Start of Block

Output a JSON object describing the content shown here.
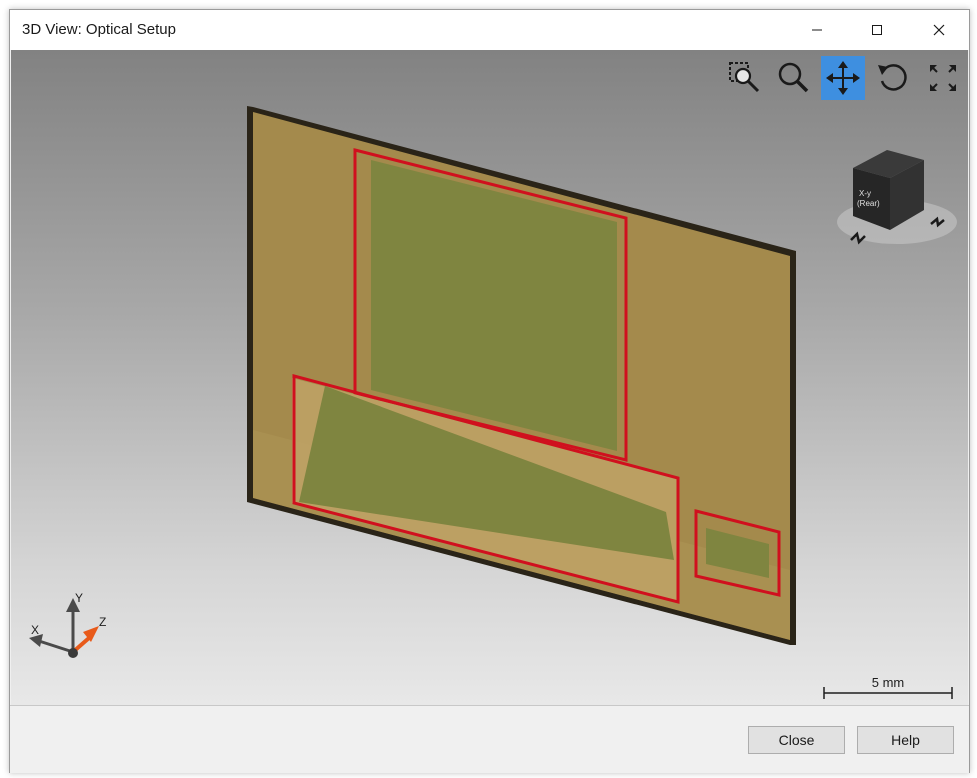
{
  "window": {
    "title": "3D View: Optical Setup"
  },
  "titlebar_controls": {
    "minimize_icon": "minimize-icon",
    "maximize_icon": "maximize-icon",
    "close_icon": "close-icon"
  },
  "toolbar": {
    "tools": [
      {
        "name": "zoom-region",
        "icon": "zoom-region-icon",
        "active": false
      },
      {
        "name": "zoom",
        "icon": "magnifier-icon",
        "active": false
      },
      {
        "name": "pan",
        "icon": "move-arrows-icon",
        "active": true
      },
      {
        "name": "rotate",
        "icon": "rotate-icon",
        "active": false
      },
      {
        "name": "fit-all",
        "icon": "expand-arrows-icon",
        "active": false
      }
    ]
  },
  "view_cube": {
    "front_face_label_line1": "X-y",
    "front_face_label_line2": "(Rear)"
  },
  "axes": {
    "x": "X",
    "y": "Y",
    "z": "Z"
  },
  "scale": {
    "label": "5 mm"
  },
  "buttons": {
    "close": "Close",
    "help": "Help"
  },
  "colors": {
    "accent": "#3e8fe0",
    "plate": "#a48a4c",
    "plate_light": "#c0a468",
    "region_fill": "#7f8540",
    "selection_outline": "#d0101e",
    "plate_edge": "#2a2418",
    "z_axis": "#e85a1a"
  }
}
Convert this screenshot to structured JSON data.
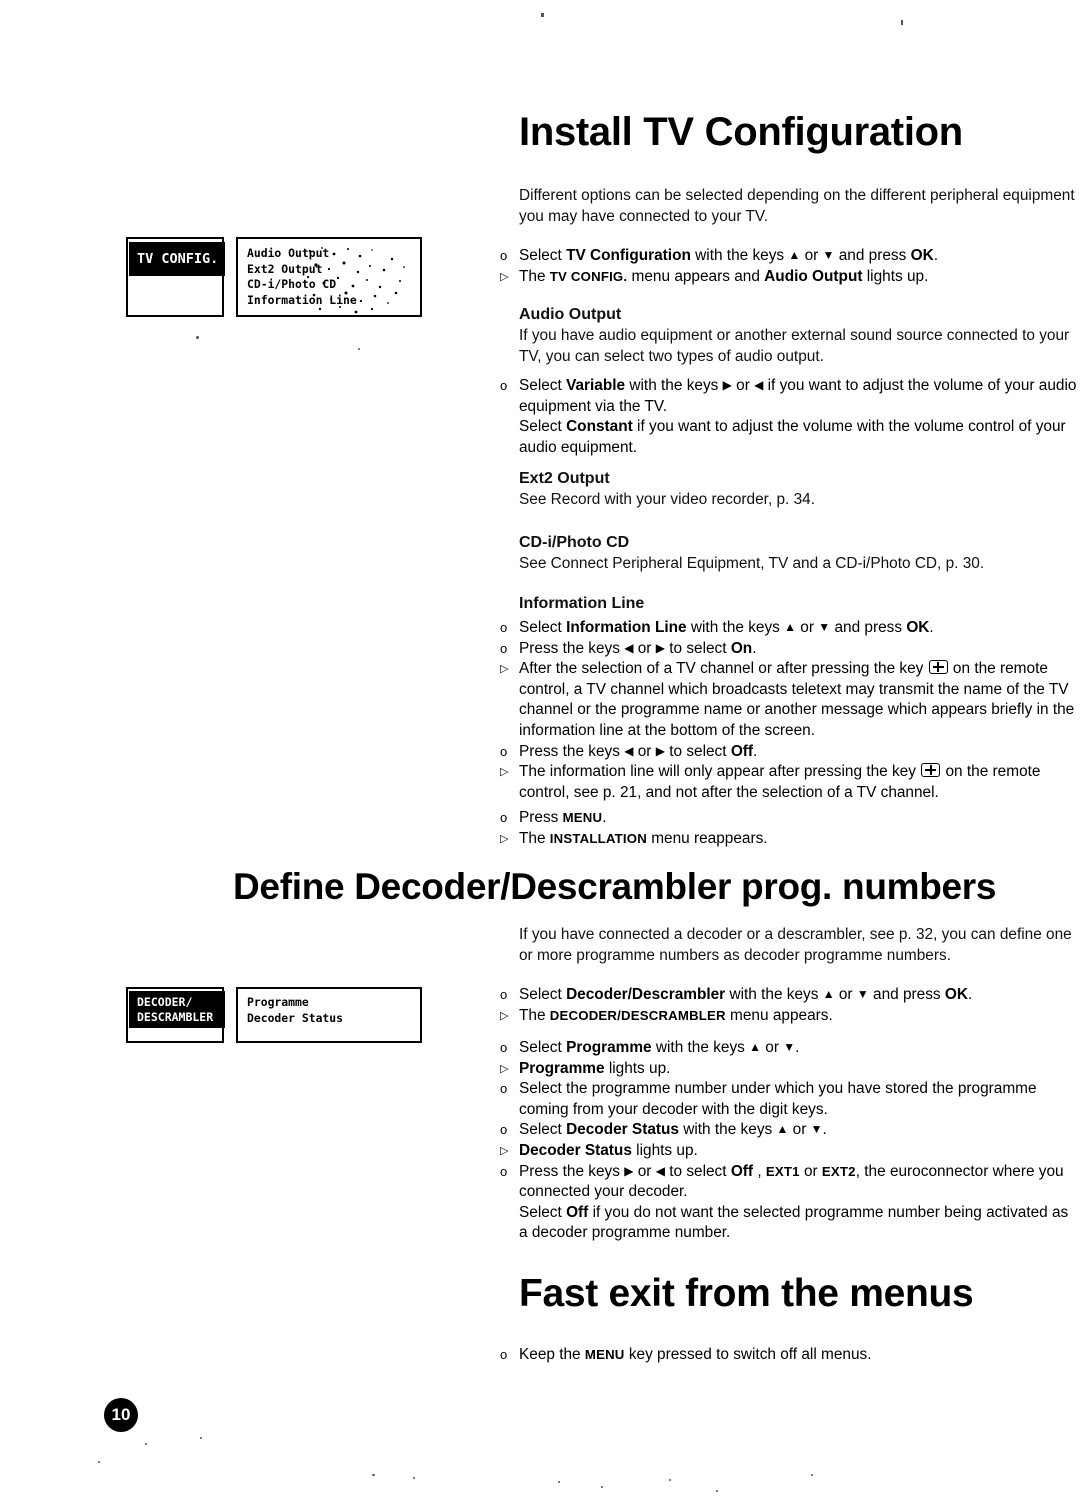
{
  "page": {
    "number": "10"
  },
  "sections": {
    "install": {
      "heading": "Install TV Configuration",
      "intro": "Different options can be selected depending on the different peripheral equipment you may have connected to your TV.",
      "steps": [
        {
          "marker": "o",
          "text_parts": [
            "Select ",
            "TV Configuration",
            " with the keys ",
            "▲",
            " or ",
            "▼",
            " and press ",
            "OK",
            "."
          ]
        },
        {
          "marker": "▷",
          "text_parts": [
            "The ",
            "TV CONFIG.",
            " menu appears and ",
            "Audio Output",
            " lights up."
          ]
        }
      ],
      "subsections": [
        {
          "title": "Audio Output",
          "body": "If you have audio equipment or another external sound source connected to your TV, you can select two types of audio output.",
          "bullet_marker": "o",
          "bullet_line1": "Select Variable with the keys ▶ or ◀ if you want to adjust the volume of your audio equipment via the TV.",
          "bullet_line2": "Select Constant if you want to adjust the volume with the volume control of your audio equipment."
        },
        {
          "title": "Ext2 Output",
          "body": "See Record with your video recorder, p. 34."
        },
        {
          "title": "CD-i/Photo CD",
          "body": "See Connect Peripheral Equipment, TV and a CD-i/Photo CD, p. 30."
        },
        {
          "title": "Information Line",
          "body": ""
        }
      ],
      "infoline_steps": [
        {
          "marker": "o",
          "text": "Select Information Line with the keys ▲ or ▼ and press OK."
        },
        {
          "marker": "o",
          "text": "Press the keys ◀ or ▶ to select On."
        },
        {
          "marker": "▷",
          "text": "After the selection of a TV channel or after pressing the key [+] on the remote control, a TV channel which broadcasts teletext may transmit the name of the TV channel or the programme name or another message which appears briefly in the information line at the bottom of the screen."
        },
        {
          "marker": "o",
          "text": "Press the keys ◀ or ▶ to select Off."
        },
        {
          "marker": "▷",
          "text": "The information line will only appear after pressing the key [+] on the remote control, see p. 21, and not after the selection of a TV channel."
        }
      ],
      "closing_steps": [
        {
          "marker": "o",
          "text": "Press MENU."
        },
        {
          "marker": "▷",
          "text": "The INSTALLATION menu reappears."
        }
      ],
      "menu_graphic": {
        "highlight_label": "TV CONFIG.",
        "items": [
          "Audio Output",
          "Ext2 Output",
          "CD-i/Photo CD",
          "Information Line"
        ]
      }
    },
    "decoder": {
      "heading": "Define Decoder/Descrambler prog. numbers",
      "intro": "If you have connected a decoder or a descrambler, see p. 32, you can define one or more programme numbers as decoder programme numbers.",
      "steps_group1": [
        {
          "marker": "o",
          "text": "Select Decoder/Descrambler with the keys ▲ or ▼ and press OK."
        },
        {
          "marker": "▷",
          "text": "The DECODER/DESCRAMBLER menu appears."
        }
      ],
      "steps_group2": [
        {
          "marker": "o",
          "text": "Select Programme with the keys ▲ or ▼."
        },
        {
          "marker": "▷",
          "text": "Programme lights up."
        },
        {
          "marker": "o",
          "text": "Select the programme number under which you have stored the programme coming from your decoder with the digit keys."
        },
        {
          "marker": "o",
          "text": "Select Decoder Status with the keys ▲ or ▼."
        },
        {
          "marker": "▷",
          "text": "Decoder Status lights up."
        },
        {
          "marker": "o",
          "text": "Press the keys ▶ or ◀ to select Off , EXT1 or EXT2, the euroconnector where you connected your decoder."
        },
        {
          "marker": "",
          "text": "Select Off if you do not want the selected programme number being activated as a decoder programme number."
        }
      ],
      "menu_graphic": {
        "highlight_label_line1": "DECODER/",
        "highlight_label_line2": "DESCRAMBLER",
        "items": [
          "Programme",
          "Decoder Status"
        ]
      }
    },
    "fastexit": {
      "heading": "Fast exit from the menus",
      "steps": [
        {
          "marker": "o",
          "text": "Keep the MENU key pressed to switch off all menus."
        }
      ]
    }
  },
  "glyphs": {
    "bullet_circle": "o",
    "bullet_triangle": "▷",
    "arrow_up": "▲",
    "arrow_down": "▼",
    "arrow_left": "◀",
    "arrow_right": "▶"
  }
}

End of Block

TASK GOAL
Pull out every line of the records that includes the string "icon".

EXERCISE SOLUTION
    "minimize_icon": "minimize-icon",
    "maximize_icon": "maximize-icon",
    "close_icon": "close-icon"
        "icon": "zoom-region-icon",
        "icon": "magnifier-icon",
        "icon": "move-arrows-icon",
        "icon": "rotate-icon",
        "icon": "expand-arrows-icon",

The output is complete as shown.